Primary sclerosing cholangitis (PSC) is a chronic progressive cholestatic liver disease of uncertain etiology. However, the histologic features of PSC liver disease can resemble those in cystic fibrosis (CF), an inherited disorder caused by mutations in the CF transmembrane conductance regulator (CFTR
) gene. We sought to determine if PSC patients have a higher frequency of common CF alleles than disease controls.
DNA was extracted from peripheral lymphocytes of patients with end-stage liver disease. Samples were obtained before liver transplantation from 59 PSC patients and from three groups of control patients (20 each with primary biliary cirrhosis, autoimmune hepatitis, or hepatitis C). DNA samples were genotyped for 32 common CF mutations, the intron 8 T tract variants, and the M470V variant.
One of 59 PSC patients (1.7%) had the common CF mutation (ΔF508) in one CFTR
gene. Two controls (3.3%) carried a single CF mutation (ΔF508 in one primary biliary cirrhosis patient; W1282X in one hepatitis C patient). These rates do not differ from expected in the general population. The frequency of CFTR
variants (5T and M470V) was also similar between PSC patients and controls.

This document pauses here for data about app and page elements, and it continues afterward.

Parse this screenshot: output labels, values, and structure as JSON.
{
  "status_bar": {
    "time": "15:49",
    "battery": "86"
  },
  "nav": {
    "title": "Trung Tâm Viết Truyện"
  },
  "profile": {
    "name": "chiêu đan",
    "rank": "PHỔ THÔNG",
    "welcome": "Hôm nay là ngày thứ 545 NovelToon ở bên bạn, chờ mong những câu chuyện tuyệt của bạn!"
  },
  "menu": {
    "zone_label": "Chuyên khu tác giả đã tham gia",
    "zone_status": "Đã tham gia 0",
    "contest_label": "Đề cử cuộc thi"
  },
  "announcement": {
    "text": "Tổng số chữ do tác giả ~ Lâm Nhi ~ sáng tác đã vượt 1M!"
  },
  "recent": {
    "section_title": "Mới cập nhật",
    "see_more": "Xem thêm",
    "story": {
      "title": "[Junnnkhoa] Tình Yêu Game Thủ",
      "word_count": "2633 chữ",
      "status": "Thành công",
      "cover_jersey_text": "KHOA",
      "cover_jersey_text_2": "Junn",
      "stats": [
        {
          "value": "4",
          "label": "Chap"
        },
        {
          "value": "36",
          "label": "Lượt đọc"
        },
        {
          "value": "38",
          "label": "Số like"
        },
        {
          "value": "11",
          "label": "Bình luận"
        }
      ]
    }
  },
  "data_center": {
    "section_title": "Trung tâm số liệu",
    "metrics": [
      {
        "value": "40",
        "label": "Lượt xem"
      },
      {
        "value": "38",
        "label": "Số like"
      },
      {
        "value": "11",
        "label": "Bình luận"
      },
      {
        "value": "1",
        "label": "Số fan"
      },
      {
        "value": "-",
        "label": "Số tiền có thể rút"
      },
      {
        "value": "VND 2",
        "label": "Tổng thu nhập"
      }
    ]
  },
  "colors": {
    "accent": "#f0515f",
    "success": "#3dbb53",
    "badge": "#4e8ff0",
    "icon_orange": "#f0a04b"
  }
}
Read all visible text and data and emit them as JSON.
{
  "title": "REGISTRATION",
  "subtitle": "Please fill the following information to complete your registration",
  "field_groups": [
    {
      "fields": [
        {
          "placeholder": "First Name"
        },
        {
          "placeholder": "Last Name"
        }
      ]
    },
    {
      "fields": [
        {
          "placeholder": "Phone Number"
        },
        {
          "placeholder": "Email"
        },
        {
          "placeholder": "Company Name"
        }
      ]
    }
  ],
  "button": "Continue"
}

Despite anatomical similarities between CF liver disease and PSC, we could not confirm that PSC patients carried common CF mutations or common CFTR
variants in higher than expected frequencies. These data suggest that CFTR
dysfunction does not influence the pathogenesis of PSC.